Mum’s food is like soul food for me, and pani popo are all memories. They’re sweet yeasted buns baked with a creamy coconut sauce and you can find them in all the homes and markets in Samoa. As kids we’d hover around the tray once they came out of the oven, but we knew not to eat our pani popo too soon – they’re best once they’ve cooled and the sauce has all soaked in.
– Michael Meredith
For the buns:
- 1 cup whole milk
- 1/2 cup caster sugar
- 11g fresh yeast or 4g instant dry yeast
- 4 cups high grade flour, divided, plus extra for dusting
- 2 small eggs, lightly whisked
- 5 tbsp vegetable oil
- 2 tsp water
- 1 1/2 tsp salt
- 3/4 cup raisins
For the coconut sauce:
- 1 x 425g can of coconut cream
- 425ml water
- 250g coconut sugar
- 1 vanilla bean
Prepare the buns:
Gently heat milk in a saucepan or microwave until lukewarm. Stir in sugar, yeast, and a quarter cup of the flour. Leave in a warm place until the yeast bubbles and the flour has formed a raft on top; around 20-30 minutes for fresh yeast or 5-10 minutes for dry yeast.
Pour yeast mixture into the bowl of a stand mixer or a large mixing bowl. Stir in eggs, oil, water, and salt, then mix in remaining flour. Knead for 8-10 minutes with a dough hook, or 15 minutes by hand, until dough comes together but remains slightly wet and sticky. Avoid adding extra flour; although a drier dough is easier to knead, the stickier dough gives a much nicer texture once the buns are baked. Once dough is ready knead in raisins until evenly distributed. Cover the bowl with plastic wrap, move to a warm place, and let the dough rise until doubled in size; around 40 minutes.
Line a 32cm x 32cm x 8cm deep baking tin with baking paper. Once dough has risen, gently knock it back down with your hands. Divide dough into 16 equal portions and gently roll each into a ball. The dough will still be quite sticky so dust your hands and the counter top with a little flour as needed. Arrange the balls in a single layer in the tin, evenly spaced and just lightly touching each other. Cover the tin with plastic wrap and let the dough rise in a warm place a second time until doubled in size with only a few small gaps remaining; again around 40 minutes.
Prepare the coconut sauce

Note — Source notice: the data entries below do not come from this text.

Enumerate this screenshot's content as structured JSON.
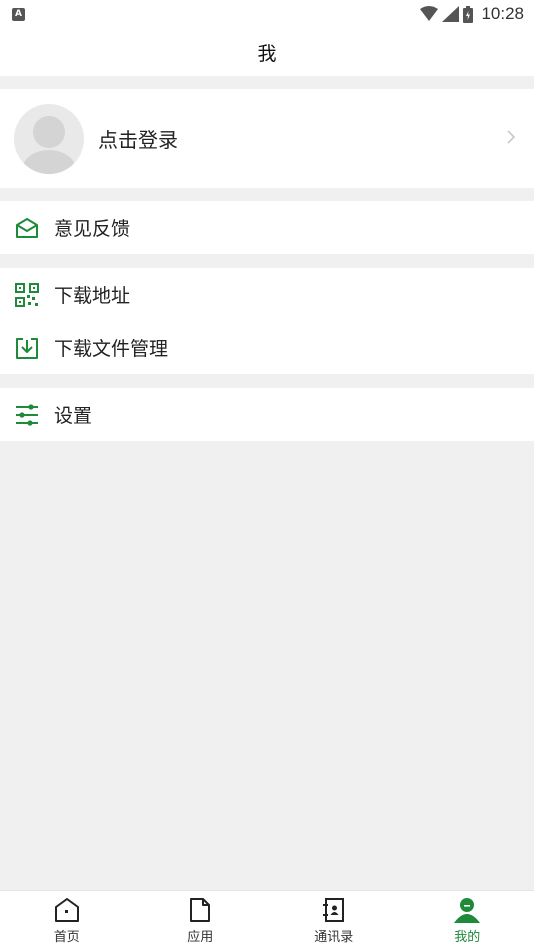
{
  "status_bar": {
    "notification": "A",
    "time": "10:28"
  },
  "header": {
    "title": "我"
  },
  "profile": {
    "login_label": "点击登录"
  },
  "menu": {
    "feedback": "意见反馈",
    "download_address": "下载地址",
    "download_manager": "下载文件管理",
    "settings": "设置"
  },
  "tabs": [
    {
      "label": "首页",
      "icon": "home-icon"
    },
    {
      "label": "应用",
      "icon": "file-icon"
    },
    {
      "label": "通讯录",
      "icon": "contacts-icon"
    },
    {
      "label": "我的",
      "icon": "person-icon"
    }
  ],
  "colors": {
    "accent": "#1f8a3a",
    "background": "#f0f0f0"
  }
}
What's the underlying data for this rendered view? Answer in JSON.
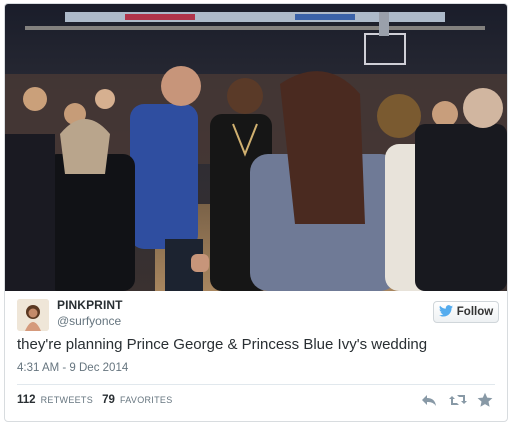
{
  "tweet": {
    "display_name": "PINKPRINT",
    "handle": "@surfyonce",
    "text": "they're planning Prince George & Princess Blue Ivy's wedding",
    "timestamp": "4:31 AM - 9 Dec 2014",
    "follow_label": "Follow",
    "retweets_count": "112",
    "retweets_label": "RETWEETS",
    "favorites_count": "79",
    "favorites_label": "FAVORITES"
  },
  "icons": {
    "follow": "twitter-bird-icon",
    "reply": "reply-icon",
    "retweet": "retweet-icon",
    "favorite": "star-icon"
  },
  "colors": {
    "twitter_blue": "#55acee",
    "text": "#292f33",
    "muted": "#66757f"
  }
}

With 15 minutes left until the dough has finished rising, preheat the oven to 190°C. Stir coconut cream, water, and sugar together in a medium saucepan. Slice the vanilla bean open lengthwise and use the blunt side of a knife to scrape out the seeds. Add the seeds and the scraped pod to the pan. Bring to the boil on the stovetop, stirring occasionally, then turn off the heat and let sit for 10 minutes to infuse the flavour from the vanilla pod. Remove and discard the pod. Keep the sauce warm until using.
Finish and bake the buns
Once the dough has risen remove and discard the plastic wrap. Pierce each bun a few times with a skewer, then pour on the warm coconut sauce a few ladles at a time, pausing to let each batch of sauce soak in before adding the remainder. Place the tin in the oven and place a second, larger rimmed tray underneath to catch any drips if the sauce bubbles over. Bake for 25-30 minutes until the buns are dark golden and firm to the touch.
Let the buns sit in the tray until warm (or room temperature) before removing and serving – this is important to allow the coconut sauce to be absorbed into the buns. Serve warm or at room temperature.
To easily measure the water for the sauce, just fill the empty can of coconut cream – that will give you 425ml of water.